Twenty years ago it was axiomatic that a college education was a requirement for getting a decent job that paid well. Now it seems about as axiomatic except for the problem that which school you go to and what that may or may not indicate about your status matters, too.
If we're going to aspire to a healthier job market amping up the availability of the kind of education that fits into "skilled labor" doesn't seem like a solution. Expand the unskilled labor market, restore some kind of manufacturing base, and see if we can create jobs for the people who will increasingly not be able to afford going to school and that seems like a better path. It's not that college education isn't potentially important, it's that between the tuition increases and the decline in tenured faculty spots and a few other things, it no longer seems prudent to go to college to get a degree unless there's no chance of you getting work in the field any other way.
Wenatchee got advice from a college professor about music as a career, never expect to make a living doing the art you want to do. Try to find a way to make enough of a living that you can keep a roof over your head, pay the bills, and have food, as well as having time left over to spend with family and friends and then, after all that, from your left-over time, carve out time to do that artistic thing you do.
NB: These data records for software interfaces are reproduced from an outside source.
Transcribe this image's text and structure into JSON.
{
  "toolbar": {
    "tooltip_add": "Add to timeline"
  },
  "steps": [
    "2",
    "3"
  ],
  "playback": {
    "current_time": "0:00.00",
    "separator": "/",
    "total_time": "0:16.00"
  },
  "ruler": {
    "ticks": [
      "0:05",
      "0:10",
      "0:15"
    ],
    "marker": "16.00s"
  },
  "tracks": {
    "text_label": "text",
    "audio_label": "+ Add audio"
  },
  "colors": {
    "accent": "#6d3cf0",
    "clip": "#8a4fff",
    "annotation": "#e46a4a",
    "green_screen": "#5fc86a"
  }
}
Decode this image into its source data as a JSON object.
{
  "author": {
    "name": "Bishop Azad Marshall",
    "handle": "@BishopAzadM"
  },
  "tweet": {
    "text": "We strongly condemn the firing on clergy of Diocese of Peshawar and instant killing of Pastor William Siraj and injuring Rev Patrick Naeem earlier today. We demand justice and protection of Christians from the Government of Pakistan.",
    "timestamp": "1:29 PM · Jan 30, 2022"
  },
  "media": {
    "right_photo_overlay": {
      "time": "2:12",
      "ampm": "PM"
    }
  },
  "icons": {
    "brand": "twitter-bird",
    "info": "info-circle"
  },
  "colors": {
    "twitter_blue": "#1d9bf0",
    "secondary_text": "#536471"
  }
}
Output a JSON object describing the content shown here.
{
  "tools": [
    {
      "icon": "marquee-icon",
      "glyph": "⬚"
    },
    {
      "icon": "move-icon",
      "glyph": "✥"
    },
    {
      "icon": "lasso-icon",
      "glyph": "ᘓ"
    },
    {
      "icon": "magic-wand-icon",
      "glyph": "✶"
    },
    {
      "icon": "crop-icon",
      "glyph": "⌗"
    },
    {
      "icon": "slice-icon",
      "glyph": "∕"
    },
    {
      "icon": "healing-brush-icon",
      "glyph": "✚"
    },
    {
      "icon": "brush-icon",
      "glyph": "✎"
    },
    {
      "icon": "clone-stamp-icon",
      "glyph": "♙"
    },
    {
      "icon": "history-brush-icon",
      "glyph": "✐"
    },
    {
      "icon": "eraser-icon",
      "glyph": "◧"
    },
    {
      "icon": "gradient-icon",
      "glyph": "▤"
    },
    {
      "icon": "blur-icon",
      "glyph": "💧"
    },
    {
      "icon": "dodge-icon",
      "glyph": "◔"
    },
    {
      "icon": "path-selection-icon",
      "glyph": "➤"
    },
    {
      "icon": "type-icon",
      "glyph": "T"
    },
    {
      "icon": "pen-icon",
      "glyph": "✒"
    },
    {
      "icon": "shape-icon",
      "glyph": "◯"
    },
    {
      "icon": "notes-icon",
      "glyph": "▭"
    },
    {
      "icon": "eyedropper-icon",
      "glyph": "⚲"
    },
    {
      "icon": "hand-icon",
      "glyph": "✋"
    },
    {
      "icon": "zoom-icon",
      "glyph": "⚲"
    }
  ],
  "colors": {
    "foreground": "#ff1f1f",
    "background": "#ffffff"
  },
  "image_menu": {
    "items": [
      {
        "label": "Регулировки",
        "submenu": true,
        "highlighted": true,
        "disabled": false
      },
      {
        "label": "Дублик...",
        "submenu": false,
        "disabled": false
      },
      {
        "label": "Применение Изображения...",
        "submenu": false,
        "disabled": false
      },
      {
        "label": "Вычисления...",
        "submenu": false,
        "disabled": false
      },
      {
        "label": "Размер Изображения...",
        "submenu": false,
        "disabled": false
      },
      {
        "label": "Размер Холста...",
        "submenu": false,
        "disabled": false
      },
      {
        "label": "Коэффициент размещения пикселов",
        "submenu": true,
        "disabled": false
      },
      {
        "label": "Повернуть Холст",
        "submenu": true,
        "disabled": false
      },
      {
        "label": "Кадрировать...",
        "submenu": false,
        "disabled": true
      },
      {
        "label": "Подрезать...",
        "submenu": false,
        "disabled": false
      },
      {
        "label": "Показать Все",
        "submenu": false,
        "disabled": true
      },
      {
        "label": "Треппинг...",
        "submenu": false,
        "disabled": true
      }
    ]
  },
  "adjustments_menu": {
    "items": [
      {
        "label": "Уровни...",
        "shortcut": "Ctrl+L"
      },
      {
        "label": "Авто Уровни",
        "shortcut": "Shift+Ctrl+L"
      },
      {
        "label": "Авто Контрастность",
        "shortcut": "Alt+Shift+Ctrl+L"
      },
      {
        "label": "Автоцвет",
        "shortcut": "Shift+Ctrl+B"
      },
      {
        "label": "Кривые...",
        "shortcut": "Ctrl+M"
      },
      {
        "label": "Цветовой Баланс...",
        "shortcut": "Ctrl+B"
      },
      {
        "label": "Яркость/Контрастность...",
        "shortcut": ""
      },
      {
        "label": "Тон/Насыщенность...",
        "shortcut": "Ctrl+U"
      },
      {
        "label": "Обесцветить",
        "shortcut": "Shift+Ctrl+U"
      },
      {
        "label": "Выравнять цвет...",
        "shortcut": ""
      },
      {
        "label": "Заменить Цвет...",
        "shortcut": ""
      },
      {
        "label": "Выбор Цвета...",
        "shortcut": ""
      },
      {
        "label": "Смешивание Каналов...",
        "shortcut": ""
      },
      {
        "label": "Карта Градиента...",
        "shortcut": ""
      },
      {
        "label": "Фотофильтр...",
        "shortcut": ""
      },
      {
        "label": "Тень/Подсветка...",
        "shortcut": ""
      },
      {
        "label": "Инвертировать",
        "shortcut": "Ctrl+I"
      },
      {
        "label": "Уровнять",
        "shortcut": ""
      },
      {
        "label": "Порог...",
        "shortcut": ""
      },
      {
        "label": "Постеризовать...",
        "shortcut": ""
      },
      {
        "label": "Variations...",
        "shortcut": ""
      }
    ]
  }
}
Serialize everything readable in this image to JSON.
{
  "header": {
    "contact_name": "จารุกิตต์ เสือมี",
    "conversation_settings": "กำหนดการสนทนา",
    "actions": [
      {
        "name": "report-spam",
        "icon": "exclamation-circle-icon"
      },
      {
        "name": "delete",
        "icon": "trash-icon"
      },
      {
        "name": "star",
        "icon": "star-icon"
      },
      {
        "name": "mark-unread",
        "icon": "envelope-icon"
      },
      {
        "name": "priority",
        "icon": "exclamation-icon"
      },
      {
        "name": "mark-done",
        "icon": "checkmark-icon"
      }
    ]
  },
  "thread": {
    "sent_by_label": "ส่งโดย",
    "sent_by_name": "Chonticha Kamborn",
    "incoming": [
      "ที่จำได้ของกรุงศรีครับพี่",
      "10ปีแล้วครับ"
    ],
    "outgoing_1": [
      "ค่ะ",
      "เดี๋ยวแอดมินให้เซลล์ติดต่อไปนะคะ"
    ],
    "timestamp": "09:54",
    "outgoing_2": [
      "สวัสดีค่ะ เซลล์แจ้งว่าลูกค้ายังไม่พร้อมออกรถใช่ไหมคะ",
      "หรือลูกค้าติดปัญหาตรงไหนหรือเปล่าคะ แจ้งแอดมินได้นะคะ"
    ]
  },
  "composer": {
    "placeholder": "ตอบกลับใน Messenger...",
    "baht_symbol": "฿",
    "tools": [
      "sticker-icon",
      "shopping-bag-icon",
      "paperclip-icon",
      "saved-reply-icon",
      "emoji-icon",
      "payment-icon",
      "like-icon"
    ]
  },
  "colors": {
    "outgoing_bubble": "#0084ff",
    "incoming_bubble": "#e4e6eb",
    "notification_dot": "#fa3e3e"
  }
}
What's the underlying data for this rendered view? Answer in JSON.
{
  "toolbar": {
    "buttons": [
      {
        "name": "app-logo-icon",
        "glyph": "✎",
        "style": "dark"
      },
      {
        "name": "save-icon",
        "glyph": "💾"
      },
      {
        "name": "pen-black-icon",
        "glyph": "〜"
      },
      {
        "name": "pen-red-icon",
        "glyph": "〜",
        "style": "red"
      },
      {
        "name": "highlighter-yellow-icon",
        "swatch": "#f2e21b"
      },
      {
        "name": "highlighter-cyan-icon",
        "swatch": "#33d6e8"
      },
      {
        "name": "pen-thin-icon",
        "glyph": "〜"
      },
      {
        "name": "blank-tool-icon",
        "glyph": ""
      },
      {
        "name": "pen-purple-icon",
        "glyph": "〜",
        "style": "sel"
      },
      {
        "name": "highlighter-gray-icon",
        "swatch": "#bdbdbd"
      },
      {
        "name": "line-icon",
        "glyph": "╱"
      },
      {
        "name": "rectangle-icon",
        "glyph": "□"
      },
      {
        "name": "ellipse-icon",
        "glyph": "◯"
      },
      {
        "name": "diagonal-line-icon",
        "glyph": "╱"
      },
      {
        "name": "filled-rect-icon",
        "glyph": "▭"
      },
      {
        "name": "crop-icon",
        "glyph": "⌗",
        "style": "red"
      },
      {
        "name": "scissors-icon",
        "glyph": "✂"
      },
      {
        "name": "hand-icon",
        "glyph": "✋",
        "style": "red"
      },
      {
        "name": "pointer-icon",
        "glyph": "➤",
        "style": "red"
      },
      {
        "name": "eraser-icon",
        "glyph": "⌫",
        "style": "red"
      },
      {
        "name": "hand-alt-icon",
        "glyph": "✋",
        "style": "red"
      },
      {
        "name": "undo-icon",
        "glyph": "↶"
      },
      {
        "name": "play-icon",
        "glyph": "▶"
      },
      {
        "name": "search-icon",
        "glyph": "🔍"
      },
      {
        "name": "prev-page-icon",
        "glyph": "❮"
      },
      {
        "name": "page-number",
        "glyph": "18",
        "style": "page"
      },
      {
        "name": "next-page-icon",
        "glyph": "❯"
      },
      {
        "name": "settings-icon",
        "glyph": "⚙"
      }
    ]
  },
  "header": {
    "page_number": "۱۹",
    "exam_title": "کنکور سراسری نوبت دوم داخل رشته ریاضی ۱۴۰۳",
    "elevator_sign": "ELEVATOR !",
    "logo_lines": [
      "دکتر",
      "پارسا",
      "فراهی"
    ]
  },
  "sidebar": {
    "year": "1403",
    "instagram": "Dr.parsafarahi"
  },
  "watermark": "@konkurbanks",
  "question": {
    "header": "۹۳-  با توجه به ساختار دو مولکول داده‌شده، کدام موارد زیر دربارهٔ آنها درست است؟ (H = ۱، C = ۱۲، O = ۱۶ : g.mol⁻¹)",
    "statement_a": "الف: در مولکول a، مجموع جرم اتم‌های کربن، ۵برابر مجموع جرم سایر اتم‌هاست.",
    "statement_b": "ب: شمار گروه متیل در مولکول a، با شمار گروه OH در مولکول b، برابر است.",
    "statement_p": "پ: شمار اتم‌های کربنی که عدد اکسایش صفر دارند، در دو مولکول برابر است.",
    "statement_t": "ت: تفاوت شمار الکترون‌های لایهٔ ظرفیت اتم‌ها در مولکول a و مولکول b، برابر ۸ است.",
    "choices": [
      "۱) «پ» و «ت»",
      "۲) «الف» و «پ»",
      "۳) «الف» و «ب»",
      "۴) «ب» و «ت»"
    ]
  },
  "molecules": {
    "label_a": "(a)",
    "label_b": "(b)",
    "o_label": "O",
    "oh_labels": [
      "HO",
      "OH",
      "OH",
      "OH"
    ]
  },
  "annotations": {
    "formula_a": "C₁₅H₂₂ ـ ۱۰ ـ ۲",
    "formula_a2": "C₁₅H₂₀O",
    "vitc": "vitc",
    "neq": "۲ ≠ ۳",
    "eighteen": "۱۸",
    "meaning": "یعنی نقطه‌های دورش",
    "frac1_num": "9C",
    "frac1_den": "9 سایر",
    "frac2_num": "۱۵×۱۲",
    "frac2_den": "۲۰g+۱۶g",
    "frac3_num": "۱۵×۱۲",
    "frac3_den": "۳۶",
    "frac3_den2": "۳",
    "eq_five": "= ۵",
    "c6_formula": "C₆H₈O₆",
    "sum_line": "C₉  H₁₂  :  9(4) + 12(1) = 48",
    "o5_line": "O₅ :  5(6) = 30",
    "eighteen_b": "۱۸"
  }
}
If we keep promoting more and more college as a way to lift everybody's economic opportunities up what that might just be in the end is continually raising the minimum bar of what is culturally considered "getting by" to a point where inequality will continue to be exacerbated.
And if inequality is your goal, well, then maybe that's fine.